Peter Pan himself (Sam Swann) looks the part and moves with grace and energy, lifted and held aloft by a chorus of his ‘shadows’, a troupe of ghostly pallbearers.  Of course at times ropes and wires are involved but the workings of his flight are never hidden from us.  It’s about make-believe and imagination after all.  Some of his lines make you cringe.  I understand the updated dialogue might engage a young audience but it robs the play of some of its ‘otherness’ and magical qualities.

Charlotte Mills’s Tinkerbell is a big surprise, sounding like Kathy Burke with none of the finesse.  It is easy to imagine her propping up the bar at the Queen Vic, her tiny wings part of a raucous hen night uniform.

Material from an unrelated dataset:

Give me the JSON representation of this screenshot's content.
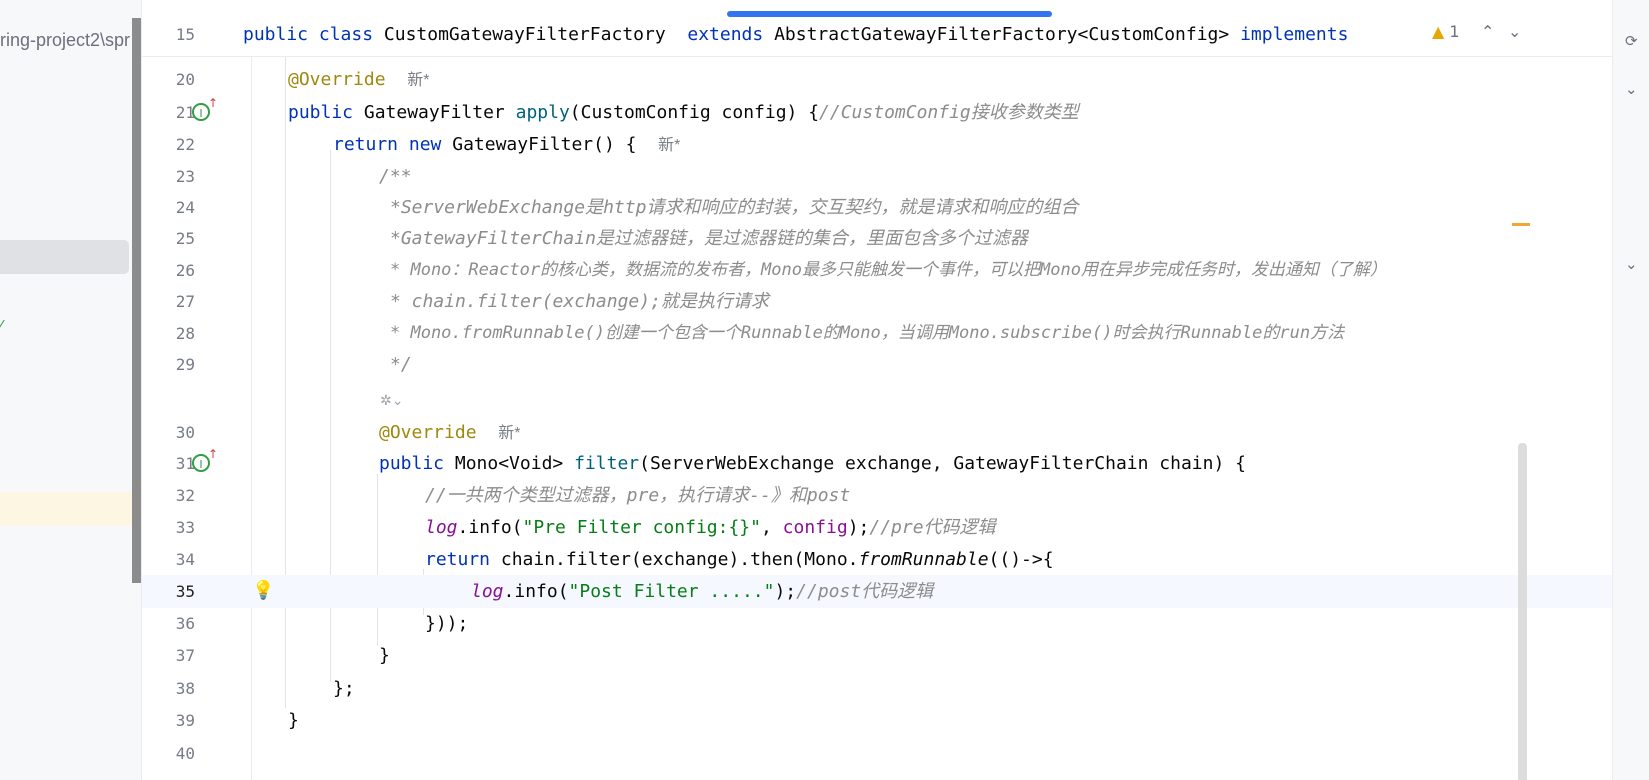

The crocodile is also a surprise – and a disappointing one.  Arthur Kyeyune is a skilled physical performer but his ‘crocodile’ is no more than a man in a top hat and long coat, creeping and stalking around, holding a clock.  Imagine Baron Samedi meeting Flava Flav.  As a symbol of Hook’s impending mortality he is rather disturbing (he is also the doctor who attends the dying Darling) but how can they not show us a crocodile?  Given the beauty and invention of the rest of Colin Richmond’s design work for this production, this is very unsatisfying.  On the other hand, Hook’s pirate ship is wonderfully impressive, a storybook galleon with a giant skull and skeleton hands as figurehead, gliding and revolving across the stage.

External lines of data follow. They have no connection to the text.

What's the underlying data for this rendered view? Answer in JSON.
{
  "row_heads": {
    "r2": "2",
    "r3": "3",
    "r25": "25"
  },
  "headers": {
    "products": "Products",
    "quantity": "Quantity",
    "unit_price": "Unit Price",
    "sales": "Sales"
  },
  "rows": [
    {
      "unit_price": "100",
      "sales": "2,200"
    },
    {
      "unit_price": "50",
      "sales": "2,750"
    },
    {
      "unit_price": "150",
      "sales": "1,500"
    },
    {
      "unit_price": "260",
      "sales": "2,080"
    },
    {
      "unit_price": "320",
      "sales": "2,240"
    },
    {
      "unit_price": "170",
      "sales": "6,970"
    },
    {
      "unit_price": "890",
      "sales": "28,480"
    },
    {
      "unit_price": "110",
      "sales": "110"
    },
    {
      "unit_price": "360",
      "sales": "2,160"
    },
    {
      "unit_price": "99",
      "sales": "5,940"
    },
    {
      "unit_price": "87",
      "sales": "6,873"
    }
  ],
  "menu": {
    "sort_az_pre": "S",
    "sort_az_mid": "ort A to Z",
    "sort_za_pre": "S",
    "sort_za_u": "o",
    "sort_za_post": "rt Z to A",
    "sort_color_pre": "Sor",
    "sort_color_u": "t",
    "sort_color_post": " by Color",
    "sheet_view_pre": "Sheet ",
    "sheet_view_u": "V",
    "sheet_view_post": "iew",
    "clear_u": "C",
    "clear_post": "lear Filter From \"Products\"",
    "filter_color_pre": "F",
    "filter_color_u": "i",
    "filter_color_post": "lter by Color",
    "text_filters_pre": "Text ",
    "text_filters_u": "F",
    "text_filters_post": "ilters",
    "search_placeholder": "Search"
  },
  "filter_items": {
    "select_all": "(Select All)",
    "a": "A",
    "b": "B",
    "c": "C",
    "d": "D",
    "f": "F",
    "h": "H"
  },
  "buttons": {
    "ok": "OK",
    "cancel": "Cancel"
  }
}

Hook (an enjoyable Guy Henry) is less aristocratic than he is usually portrayed.  There are hints at the tragedy of the human condition here as he despises and envies the lost boys their youth.  But without a proper crocodile, his demise is a letdown.  His interactions with Gregory Gudgeon’s Smee lighten the mood and break the fourth wall more effectively than Pan’s appeal for applause to resurrect his fairy friend.

Visually engaging, occasionally touching, Wendy & Peter Pan takes itself a little too seriously at times, too heavy-footed to really get off the ground.

Hook (Guy Henry) and Smee (Gregory Gudgeon) set sail.  Photo: Manuel Harlan.

Hook (Guy Henry) and Smee (Gregory Gudgeon) set sail. Photo: Manuel Harlan.